Champaign Co. Health Care Group Demands EPA Look at Pipeline
A health care advocacy group is renewing its call on the Illinois Environmental Protection Agency to investigate an underground pipeline in Champaign's Fifth and Hill neighborhood.
Champaign County Health Care Consumers held a news conference Tuesday in the neighborhood, and cited a recent report that identified chemical waste in the pipeline know as "coal tar" as petroleum-based. The group's executive director, Claudia Lennhoff, said the toxins are likely linked to a gas manufacturing plant that had been in the area from 1887 until 1953.
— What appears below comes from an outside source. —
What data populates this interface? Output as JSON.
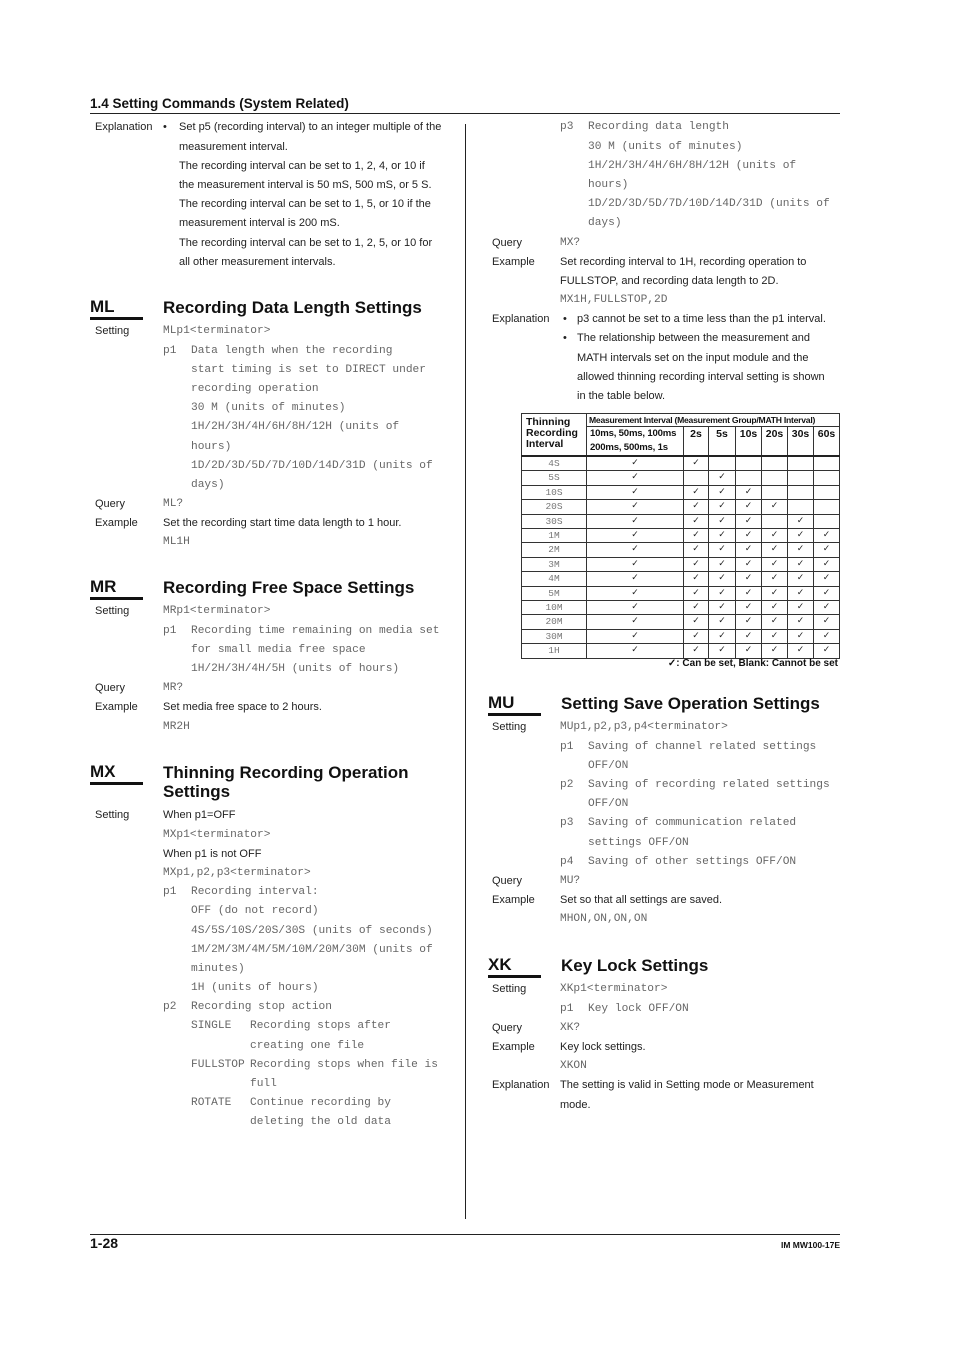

"This is like a sleeping giant underground," she said. "It's highly toxic. One of the problems with the material that we found is that these contaminants can also leach off and can spread and move through the groundwater and through the soil."
But Eleanor Blackmon, who's an assistant engineer in the city of Champaign, said the pipe has been dry every time it has been inspected.
"We inspected it after rains from the time that (Champaign County Health Care Consumers) expressed their concerns about it," Blackmon said. "We never saw any outflow from the pipe. The dirt inside the pipe was always dry."
Furthermore, Blackmon said there is no way to connect the pipeline to the old manufactured gas plant.
The city agreed this year to plug the pipe facing Boneyard Creek after Champaign County Health Consumers filed a notice of intent to sue the city over cleaning it up.
The Illinois EPA said it is already looked at the site, and that any toxins that might be there are so far underground that they don't pose a health risk to people living in the area.
"We have done an investigation and this was our finding that no one was at risk,' Illinois EPA spokeswoman Maggie Carson said. "Secondarily, even if it were connected to the site, our primary concern would be is someone at risk? And the answer here is 'No.